Background: Surgical manipulation of pheochromocytomas and paragangliomas (PPGLs) may induce large hemodynamic oscillations due to catecholamine release. Little is known regarding hemodynamic instability during percutaneous ablation of PPGLs. We examined intraprocedural hemodynamic variability and postoperative complications related to percutaneous ablation of extra-adrenal metastases of PPGL. Methods: From institutional PPGL registry we identified patients undergoing ablation of extra-adrenal PPGL metastases from January 1, 2000, through December 31, 2016. We reviewed medical records for clinical characteristics and hospital outcomes. Tumors were categorized as functional or nonfunctional based on preprocedural fractionated catecholamine and metanephrine profiles. Results: Twenty-one patients (14 female [67%]) underwent 38 ablations. Twenty-four ablations were performed in patients with functional metastatic lesions, and 14 were in nonfunctional lesions. Intraprocedural use of potent vasodilators for hypertension was higher for patients with functional tumors (P = 0.02); use of vasopressors for hypotension was similar for functional and nonfunctional tumors (P = 0.74). Mean (±SD) intraprocedural blood pressure range (maximum-minimum blood pressure) during 38 procedures was greater for functional than nonfunctional tumors [systolic: 106 (±48) vs 64 (±30) mm Hg, P = 0.005; diastolic: 58 (±22) vs 35 (±14) mm Hg, P = 0.002; mean arterial: 84 (±43) vs 47 (±29) mm Hg, P = 0.007]. Complications included 5 unplanned intensive care unit admissions (3 for precautionary monitoring, 1 for recalcitrant hypotension, and 1 for hypertensive crisis), 1 case of postoperative bleeding, and 1 death. Conclusions: Substantial hemodynamic instability may develop during ablation of functional and nonfunctional PPGL metastases.
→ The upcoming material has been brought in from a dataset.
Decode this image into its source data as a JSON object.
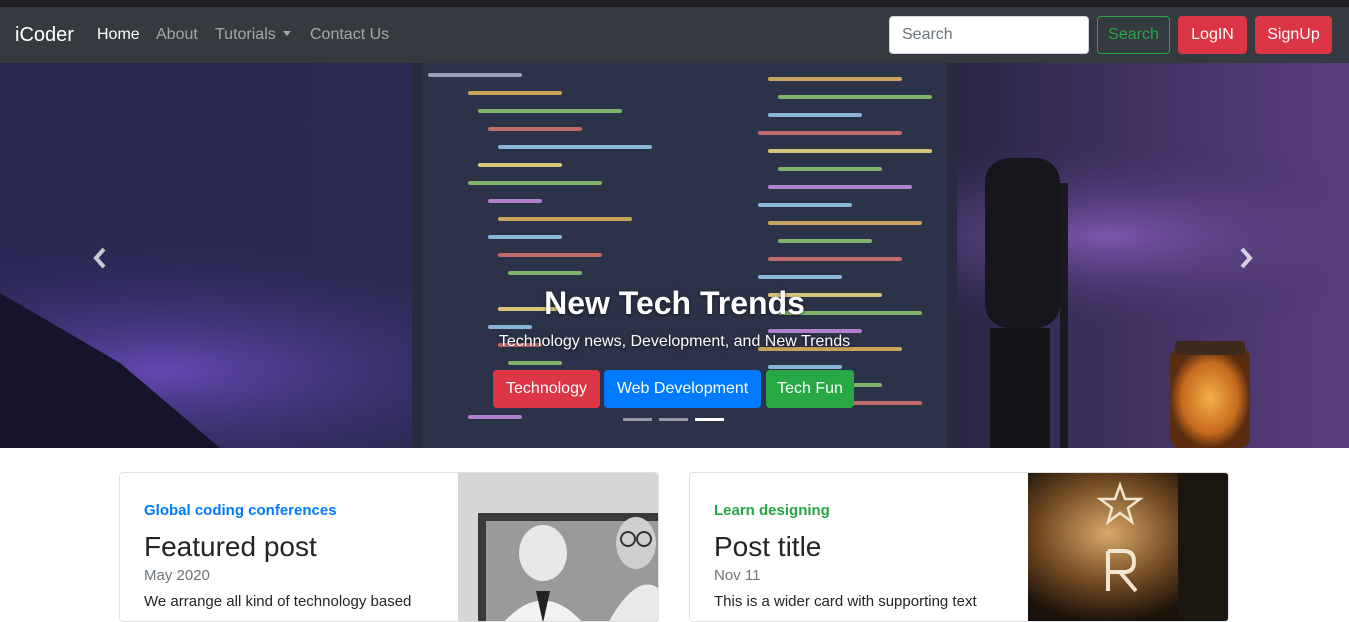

When anesthesia is provided for ablation of metastatic PPGLs in radiology suites, preparation for hemodynamic management should match standards used for surgical resection.
- Metastatic paragangliomas
- Metastatic pheochromocytomas
- Radiology suite
ASJC Scopus subject areas
- Anesthesiology and Pain Medicine